The Godfathers of No Wave / Pichfork Review by Marc Masters
The godfathers of no wave use bits of punk, post-punk, and disco, connecting them all through attitude. In their first two albums, you can even hear the roots of new wave, industrial, and techno.
Amid the ongoing musical revolution of 1970s New York, Suicide were the ultimate “you had to be there” band. Live, the duo’s music was a cacophonous wall of pulsing noise that could feel physically intimidating. As Martin Rev spewed distorted melodies and hammering beats from a keyboard/drum-machine hybrid he called “The Instrument,” Alan Vega rapped, gasped, and howled like Elvis reborn as a hit man. Vega even ventured into the crowd, crashing through tables to threaten inattentive onlookers. Suicide’s rep was built on the unique danger of this stage act, seemingly impossible to reproduce on something as two-dimensional as a slab of vinyl.
It was possible. But you couldn't have predicted their method. Suicide’s first two studio albums, Suicide (1977) and Alan Vega Martin Rev (1980), don’t try to capture the sonic chaos of their concerts. As Thurston Moore puts it in his notes to Superior Viaduct’s reissue of the former, “the record sounded contained, not blasting and melting your skin off, but it was still amazing because the songs were amazing.” In other words, even when turned down, Suicide’s music shakes with tension. Maybe it doesn’t shove you or knock over your beer, but the animalistic repetition and sinister attitude is still brashly in your face.
In fact, as the primal throbs of these albums infect your nervous system, their minimalism seems less a compromise to studio constraints than a feat of strength. Suicide’s attempt to bottle their energy without sacrificing potency is a daring gambit, but it pays off—so much so that the duo’s most stripped-down track, “Frankie Teardrop” (from Suicide), is its most devastating. Over Rev’s unwavering, tell-tale-heart beat, Vega exhales the tale of a murderer venturing into hell. His harrowing screams at the end are certainly not minimal, but it’s all the chilling restraint that precedes them that makes “Frankie Teardrop” ripple your skin.
That restraint lets Suicide inject danger into some surprisingly sweet, even cheesy melodies. On Suicide, the noir-movie vibes of engine-revving tunes “Ghost Rider” (named after Vega’s favorite comic book) and “Rocket U.S.A.” feel scary. But they’re no more menacing than swaying ballads “Cheree” and “Girl,” which sound like ’50s love songs darkened by disturbing undercurrents. Though Vega was trained as an artist and Rev studied piano with jazz greats, the two initially bonded over childhood love of doo-wop. That influence bubbles inside Rev’s three-chord riffs and Vega’s chanted rock-myth narratives.
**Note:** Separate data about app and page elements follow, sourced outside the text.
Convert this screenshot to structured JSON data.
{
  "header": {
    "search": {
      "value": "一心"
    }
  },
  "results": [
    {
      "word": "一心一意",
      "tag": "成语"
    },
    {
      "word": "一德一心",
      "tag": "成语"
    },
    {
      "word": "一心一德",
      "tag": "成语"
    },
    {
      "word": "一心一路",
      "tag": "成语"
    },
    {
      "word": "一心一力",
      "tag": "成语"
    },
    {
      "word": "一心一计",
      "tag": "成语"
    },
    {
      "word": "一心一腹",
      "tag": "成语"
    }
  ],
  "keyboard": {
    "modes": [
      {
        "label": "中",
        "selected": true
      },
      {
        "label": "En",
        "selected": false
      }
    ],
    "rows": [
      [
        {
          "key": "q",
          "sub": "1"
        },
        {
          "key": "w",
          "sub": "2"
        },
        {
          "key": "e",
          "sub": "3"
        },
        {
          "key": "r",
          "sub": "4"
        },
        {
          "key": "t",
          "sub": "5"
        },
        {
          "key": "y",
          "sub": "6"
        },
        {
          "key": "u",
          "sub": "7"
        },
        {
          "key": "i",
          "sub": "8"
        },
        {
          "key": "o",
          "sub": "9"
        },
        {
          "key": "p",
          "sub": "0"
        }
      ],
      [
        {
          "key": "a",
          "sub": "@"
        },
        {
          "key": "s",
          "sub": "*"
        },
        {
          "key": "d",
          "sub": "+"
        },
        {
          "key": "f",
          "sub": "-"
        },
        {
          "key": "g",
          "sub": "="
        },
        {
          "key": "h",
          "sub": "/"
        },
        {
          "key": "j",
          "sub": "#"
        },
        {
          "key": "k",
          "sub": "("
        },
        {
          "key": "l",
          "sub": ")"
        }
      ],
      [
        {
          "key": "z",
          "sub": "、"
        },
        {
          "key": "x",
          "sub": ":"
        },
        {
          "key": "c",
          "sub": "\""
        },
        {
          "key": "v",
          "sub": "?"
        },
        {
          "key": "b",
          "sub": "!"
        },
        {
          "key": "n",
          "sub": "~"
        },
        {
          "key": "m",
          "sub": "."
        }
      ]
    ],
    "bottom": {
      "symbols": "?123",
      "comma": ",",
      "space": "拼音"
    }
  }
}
Traces of classic pop become more prominent on Alan Vega Martin Rev, due in part to the involvement of the Cars’ Ric Ocasek, who was already a devoted Suicide fan before producing the album. The duo makes their intentions clear in the title of the first song, “Diamonds, Fur Coat, Champagne”: this is a shinier, more glamorous version of Suicide. Just listen to “Sweetheart,” whose lilting tropical-lounge swing is so glittery it makes “Cheree” sound like industrial noise.
But Alan Vega Martin Rev still boasts tons of gut-level grit, and the way the duo apply that to catchier tunes is fascinating. On heavier tracks “Fast Money Music” and “Harlem,” Rev’s knack for rhythmic loops that build without changing is stunning, as is Vega’s ability to shift cadences through those cycles. But even more thrilling are openly melodic pieces “Shadazz” and “Be Bop Kid.” The latter in particular sounds like doo-wop boiled down to its ideal, much the way the Ramones divined diamonds from the coal of classic rock.
There’s also something thrilling about how Suicide found their own space between scenes and styles. They overlapped with punk, post-punk, and disco, and are often cited as the godfathers of no wave. Yet no other band in any of those genres sounded like them. Their connection to their peers was about attitude, which often seems to be the only thing their songs are made of. You can hear roots of new wave, industrial, and techno in Rev’s keyboard lines, even embryonic hip-hop in Vega’s rhythmic delivery. But if these albums initially sound familiar, give them time. Eventually, what sound like simple loops become fishhooks that puncture your skin, leaving marks as indelible as this band’s singular five-decade career.
All Songs by Alan Vega & Martin Rev
Published by Revega Music
MUSICIANSElectronics by Martin Rev
Vocals by Alan Vega
Recorded January 1980 at Power Station Studios, New York City.
Engineer • Larry Alexander
Assistant Engineers • Gary Rindfuss & James Farber
Produced by Ric Ocasek
Orginal Sound Recording made by ZE Records ℗ & © 1980
DESIGNOriginal Art Cover by Tony Wright
With The Help of Richard Cramer & Wayne Maser
Inside Sleve Cover Photos by Marcia resnick